All-Star catcher Carlos Ruiz of the Philadelphia Phillies was suspended for the first 25 games of the 2013 season after a second positive test for an amphetamine. Ruiz, who hit .325 with 16 home runs, 68 RBI, and a 4.4 bWAR in 2012, will not be eligible to return to the team until April 28th, leaving the Phillies with a need at catcher.
And which team just happens to have a plethora of talent in the catching ranks? That’s right, the Toronto Blue Jays.
Toronto currently has five catchers on their 40-man roster; J.P. Arencibia, Travis d’Arnaud, John Buck, Bobby Wilson, and A.J. Jimenez. Jimenez is likely to begin the 2013 season back at Double-A New Hampshire, while d’Arnaud, coming off of a season lost to injury, will likely begin 2013 at Triple-A Buffalo. That leave Arencibia, Buck, and Wilson as three men playing for 2 positions on the opening day roster.
One of Buck or Arencibia will not be in Toronto when camp breaks.
While the Blue Jays would like to move Buck, Arencibia carries a higher trade value than Buck, who enjoyed his only All-Star season while with Toronto in 2010. Buck was acquired as a throw-in in the monster deal with the Marlins and has $6 million due to him in 2013. Arencibia is still pre-arbitration eligible and made only $489,000 in 2012.
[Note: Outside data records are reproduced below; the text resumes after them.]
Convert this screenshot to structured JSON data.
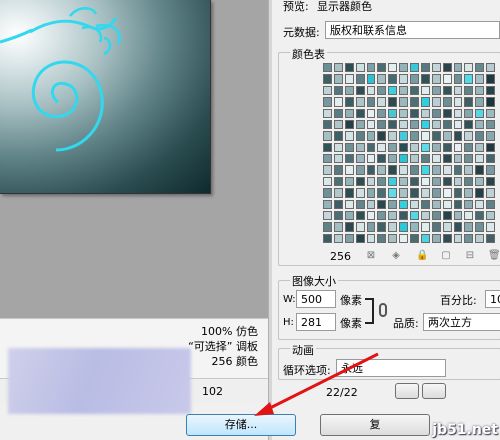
{
  "preview": {
    "view_percent": "100%",
    "dither_mode": "仿色",
    "palette_type": "“可选择” 调板",
    "palette_label": "调板",
    "color_count": "256",
    "colors_label": "颜色",
    "dimension_value": "102",
    "zoom_percent": "100%"
  },
  "settings": {
    "preview_label": "预览:",
    "preview_value": "显示器颜色",
    "metadata_label": "元数据:",
    "metadata_value": "版权和联系信息",
    "color_table_title": "颜色表",
    "color_table_count": "256",
    "swatches": [
      "#6a8f96",
      "#a9c1c6",
      "#2d4f55",
      "#cfe0e2",
      "#7da0a6",
      "#4a6d73",
      "#e6eff0",
      "#93b3b8",
      "#36c9da",
      "#587b81",
      "#c1d6d9",
      "#2a444a",
      "#8fb0b5",
      "#d9e7e9",
      "#668a90",
      "#b5cbcf",
      "#3d6066",
      "#9dbcc1",
      "#dfeaec",
      "#5d8187",
      "#27c3d6",
      "#a3bec3",
      "#476a70",
      "#c7dadd",
      "#799ca2",
      "#30535a",
      "#b0c8cc",
      "#e9f1f2",
      "#6e9298",
      "#4fdbe9",
      "#a6c0c5",
      "#1f3a40",
      "#bfd3d6",
      "#54777d",
      "#8caeb3",
      "#2f4f55",
      "#d2e2e4",
      "#71949a",
      "#3fd0e0",
      "#a0bbc0",
      "#456a70",
      "#e1ecee",
      "#82a4a9",
      "#335459",
      "#c3d7da",
      "#5f8389",
      "#98b6bb",
      "#26454b",
      "#76999f",
      "#e4eef0",
      "#3b5e64",
      "#adc6ca",
      "#62868c",
      "#cbdcdf",
      "#2c4a50",
      "#9ab8bd",
      "#4d7076",
      "#2ecde0",
      "#b9cfd3",
      "#6b8f95",
      "#d6e5e7",
      "#405f65",
      "#87a9ae",
      "#1d363c",
      "#c9dbde",
      "#5a7e84",
      "#93b2b7",
      "#34575d",
      "#e7f0f1",
      "#78999f",
      "#49c6d6",
      "#a8c2c6",
      "#3a5c62",
      "#bccfd3",
      "#6a8e94",
      "#2a484e",
      "#d0e0e2",
      "#85a7ac",
      "#57d6e4",
      "#9cbabf",
      "#4b6e74",
      "#afc7cb",
      "#243f45",
      "#8aabb0",
      "#dde9eb",
      "#65898f",
      "#3c5f65",
      "#c5d8db",
      "#7e9fa5",
      "#33d2e4",
      "#b3cace",
      "#507379",
      "#e0ebed",
      "#2f5056",
      "#98b7bc",
      "#6f9399",
      "#a5bfc4",
      "#3e6167",
      "#d4e3e5",
      "#5c8086",
      "#8db0b5",
      "#284449",
      "#bcd1d4",
      "#47c9da",
      "#729599",
      "#e5eff0",
      "#436669",
      "#9fbcc1",
      "#2e4c52",
      "#c0d4d7",
      "#63878d",
      "#88aaaf",
      "#30535a",
      "#cfdfe1",
      "#6d9197",
      "#a2bdc2",
      "#466a70",
      "#dbe8ea",
      "#81a3a8",
      "#265056",
      "#b7cdd1",
      "#59dbe8",
      "#93b3b8",
      "#3a5d63",
      "#e8f0f1",
      "#688c92",
      "#abc4c8",
      "#21393f",
      "#7b9da3",
      "#c6d9dc",
      "#4c6f75",
      "#9ab8bd",
      "#e2edef",
      "#365960",
      "#8cadb2",
      "#28c4d8",
      "#b2c9cd",
      "#5b7f85",
      "#d8e6e8",
      "#2b494f",
      "#a7c1c5",
      "#6c9096",
      "#cde0e2",
      "#43666c",
      "#b8cdd1",
      "#57797f",
      "#e3edef",
      "#7f9fa5",
      "#3b5d63",
      "#a1bcc1",
      "#2d4b51",
      "#cee0e2",
      "#66898f",
      "#45d4e4",
      "#92b1b6",
      "#d5e3e6",
      "#4f7278",
      "#adc5c9",
      "#253f45",
      "#78999f",
      "#dae8ea",
      "#4e7177",
      "#96b5ba",
      "#2f4d53",
      "#c2d5d8",
      "#6a8d93",
      "#3ecde0",
      "#a4bfc4",
      "#3d6066",
      "#e6eff0",
      "#85a6ab",
      "#324f55",
      "#bacfd3",
      "#60848a",
      "#9fbbc0",
      "#29454b",
      "#6e9298",
      "#b0c8cc",
      "#2a4c52",
      "#d1e1e3",
      "#89aaaf",
      "#4a6d73",
      "#5edde9",
      "#a9c2c6",
      "#37585e",
      "#c7d9dc",
      "#7a9ca2",
      "#e9f1f2",
      "#42656b",
      "#9cb9be",
      "#234046",
      "#bdd1d4",
      "#94b4b9",
      "#3c5e64",
      "#dce9eb",
      "#62868c",
      "#b4cbcf",
      "#2c484e",
      "#81a2a8",
      "#33cfe1",
      "#cadcdf",
      "#55787e",
      "#a0bcc1",
      "#e0ebed",
      "#3f6268",
      "#8badb2",
      "#d3e2e4",
      "#5e8288",
      "#c4d7da",
      "#4d7076",
      "#8fb0b5",
      "#2e4f55",
      "#e4eef0",
      "#74979d",
      "#a8c1c5",
      "#395b61",
      "#52d8e6",
      "#bcd0d3",
      "#6b8f95",
      "#25434a",
      "#9bb9be",
      "#dfeaec",
      "#476a70",
      "#b1c9cd",
      "#5f8389",
      "#a3bec3",
      "#2b4a50",
      "#d7e5e7",
      "#7c9ea4",
      "#3f6167",
      "#bfd3d6",
      "#2bc7da",
      "#98b7bc",
      "#e1ecee",
      "#54777d",
      "#c9dbde",
      "#31525a",
      "#8aacb1",
      "#6d9197",
      "#dbe8ea",
      "#3a5c62",
      "#b6ccd0",
      "#80a2a7",
      "#26454b",
      "#cde0e2",
      "#5a7d83",
      "#a6c0c4",
      "#e7f0f1",
      "#496c72",
      "#4cd3e3",
      "#93b2b7",
      "#2f4e54",
      "#c3d7da",
      "#6f9298",
      "#b9cfd2",
      "#415f65"
    ],
    "image_size_title": "图像大小",
    "width_label": "W:",
    "width_value": "500",
    "height_label": "H:",
    "height_value": "281",
    "pixel_unit": "像素",
    "percent_label": "百分比:",
    "percent_value": "10",
    "quality_label": "品质:",
    "quality_value": "两次立方",
    "animation_title": "动画",
    "loop_label": "循环选项:",
    "loop_value": "永远",
    "frame_counter": "22/22",
    "save_button": "存储...",
    "cancel_button": "复"
  },
  "watermark": "jb51.net"
}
Moving Arencibia would net a bigger return in that he has more long-term upside than Buck. Trading him, and then using Buck for one season, also opens up the position in 2014 for d’Arnaud, the expected heir-apparent to the tools of ignorance.
With the Ruiz suspension, the Phillies can get added to a list that already includes the Rangers, Mets, and White Sox (should they choose not to resign A.J. Pierzynski). Philadelphia’s needs are a little lower than the others, as they have Erik Kratz slated to step in and signed Hunberto Quintero as a possible back-up option. Ultimately, the Mets and Rangers are still the better trade match-ups, but Philadelphia’s situation creates a little more bargaining power for Alex Anthopoulos.
And with the Winter Meetings slated to begin on Monday December 3rd, a little more bargaining power is all Toronto’s general manager needs.